There’s a seemingly inexhaustible reel of commercials, and some routines and talk that cover the genesis and evolution of Brooks’ beloved 2000 Year Old Man. We’re also witness to the pilot of the classic––and hilarious––TV series Get Smart, a short film starring Brooks’ voice (“The Critic”), appearances from The Electric Company, and material from the short-lived series When Things Were Rotten that predicts Robin Hood: Men In Tights by more than a decade.
The “bonus” CD features music from History of the World Par I, Blazing Saddles, and High Anxiety in addition to an audio clip from The Tonight Show and audio from The New Les Crane Show.
What’s true of the CD is true of the DVDs, as well. The material isn’t bad but its presentation is pure slipshod––it’s as though this were put together by a gang of video bootleggers who wanted to provide us with a video revue for Brooks the way we might have wanted to see (in the pre-YouTube world)––clips of The Replacements on MTV, Saturday Night Live and on some random talk show in Cleveland all in one place.
If you’re not offended by this and remain interested in seeing rare and unusual clips of this comic genius in action––or, perhaps closer to the target audience, if your dad does––then, by all means, this is the collection for you. And one that can be recommended for no other reason than we can see the evolution of Brooks’ comedy and catch him with old friends such as Cavett and Carson.
The slightly handsome––and perhaps cheap looking, as though it wouldn’t go unnoticed in the Cracker Barrel gift shop––booklet that houses these discs comes with essays from the ever-affable Leonard Maltin, Gene Wilder, and Bruce Jay Friedman, in addition to (in some cases rare) photo stills and extensive descriptions of the material found on all six discs here.

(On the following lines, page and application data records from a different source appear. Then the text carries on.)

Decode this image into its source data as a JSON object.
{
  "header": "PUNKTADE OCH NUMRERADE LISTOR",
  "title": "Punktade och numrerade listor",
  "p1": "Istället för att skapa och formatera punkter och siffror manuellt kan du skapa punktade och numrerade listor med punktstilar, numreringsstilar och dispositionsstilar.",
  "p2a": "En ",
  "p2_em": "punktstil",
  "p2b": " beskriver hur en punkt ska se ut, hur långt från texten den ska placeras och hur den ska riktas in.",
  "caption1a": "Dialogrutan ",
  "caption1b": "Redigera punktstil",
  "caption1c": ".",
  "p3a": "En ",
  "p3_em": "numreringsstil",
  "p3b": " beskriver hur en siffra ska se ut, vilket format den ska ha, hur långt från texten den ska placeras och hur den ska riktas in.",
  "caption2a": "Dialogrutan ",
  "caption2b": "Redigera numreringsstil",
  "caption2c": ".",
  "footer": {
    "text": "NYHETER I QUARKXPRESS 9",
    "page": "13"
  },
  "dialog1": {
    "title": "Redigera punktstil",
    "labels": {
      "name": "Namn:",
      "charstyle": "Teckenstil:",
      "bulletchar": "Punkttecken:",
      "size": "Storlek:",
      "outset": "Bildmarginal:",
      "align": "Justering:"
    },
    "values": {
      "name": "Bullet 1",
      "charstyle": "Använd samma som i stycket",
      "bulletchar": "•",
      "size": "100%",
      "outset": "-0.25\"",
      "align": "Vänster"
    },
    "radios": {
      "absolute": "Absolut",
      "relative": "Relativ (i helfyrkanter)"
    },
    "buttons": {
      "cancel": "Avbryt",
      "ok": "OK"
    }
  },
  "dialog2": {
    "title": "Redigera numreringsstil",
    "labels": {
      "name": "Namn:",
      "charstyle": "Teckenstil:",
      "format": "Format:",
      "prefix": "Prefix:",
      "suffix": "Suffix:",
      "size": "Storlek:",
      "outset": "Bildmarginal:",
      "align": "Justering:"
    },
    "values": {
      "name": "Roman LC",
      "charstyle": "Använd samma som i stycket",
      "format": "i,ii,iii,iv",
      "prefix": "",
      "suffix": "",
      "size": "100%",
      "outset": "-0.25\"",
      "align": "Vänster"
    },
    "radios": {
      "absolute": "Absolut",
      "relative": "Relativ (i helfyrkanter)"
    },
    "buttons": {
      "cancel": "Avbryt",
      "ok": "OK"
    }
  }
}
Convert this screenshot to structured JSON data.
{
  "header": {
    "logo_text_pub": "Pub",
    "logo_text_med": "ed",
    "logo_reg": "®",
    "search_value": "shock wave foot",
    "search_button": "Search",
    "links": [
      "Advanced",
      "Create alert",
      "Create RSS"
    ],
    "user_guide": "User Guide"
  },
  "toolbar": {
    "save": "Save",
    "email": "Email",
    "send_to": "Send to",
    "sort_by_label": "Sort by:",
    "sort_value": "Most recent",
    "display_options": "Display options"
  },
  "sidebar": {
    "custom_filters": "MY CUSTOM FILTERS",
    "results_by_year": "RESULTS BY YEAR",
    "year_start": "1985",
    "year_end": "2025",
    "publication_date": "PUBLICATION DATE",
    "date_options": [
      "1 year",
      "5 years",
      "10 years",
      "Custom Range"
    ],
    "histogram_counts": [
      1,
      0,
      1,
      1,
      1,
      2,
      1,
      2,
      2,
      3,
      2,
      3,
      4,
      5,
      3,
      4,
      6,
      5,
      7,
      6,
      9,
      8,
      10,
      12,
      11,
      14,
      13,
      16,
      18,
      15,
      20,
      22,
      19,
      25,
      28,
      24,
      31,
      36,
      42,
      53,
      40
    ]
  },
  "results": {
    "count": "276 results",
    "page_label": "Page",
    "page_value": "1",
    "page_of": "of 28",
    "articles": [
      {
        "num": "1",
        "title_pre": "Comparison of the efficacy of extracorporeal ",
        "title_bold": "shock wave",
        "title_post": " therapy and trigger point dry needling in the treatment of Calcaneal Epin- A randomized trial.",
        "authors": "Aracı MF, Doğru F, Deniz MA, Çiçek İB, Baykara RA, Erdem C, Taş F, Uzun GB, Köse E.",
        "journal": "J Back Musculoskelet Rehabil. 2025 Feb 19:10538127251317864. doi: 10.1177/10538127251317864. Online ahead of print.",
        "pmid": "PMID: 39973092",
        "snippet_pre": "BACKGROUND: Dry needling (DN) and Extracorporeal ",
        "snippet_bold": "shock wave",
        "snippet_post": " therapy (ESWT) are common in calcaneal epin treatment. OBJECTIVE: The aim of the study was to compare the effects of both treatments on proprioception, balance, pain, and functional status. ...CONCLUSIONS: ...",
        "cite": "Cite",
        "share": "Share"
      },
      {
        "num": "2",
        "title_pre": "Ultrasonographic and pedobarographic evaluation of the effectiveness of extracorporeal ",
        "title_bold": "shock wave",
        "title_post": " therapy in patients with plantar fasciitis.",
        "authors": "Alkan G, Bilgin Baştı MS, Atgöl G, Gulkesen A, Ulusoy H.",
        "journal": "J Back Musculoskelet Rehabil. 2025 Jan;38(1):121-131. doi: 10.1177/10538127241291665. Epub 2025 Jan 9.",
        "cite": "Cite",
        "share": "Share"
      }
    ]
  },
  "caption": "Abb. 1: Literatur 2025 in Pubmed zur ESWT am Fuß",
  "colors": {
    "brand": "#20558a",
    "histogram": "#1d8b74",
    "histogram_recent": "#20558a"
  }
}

While the packaging and sequencing are somewhat suspect––a shame, really, given Shout Factory’s otherwise impeccable track record––it’s still better to have this collection than not to have it. You––and your dad––should really enjoy this.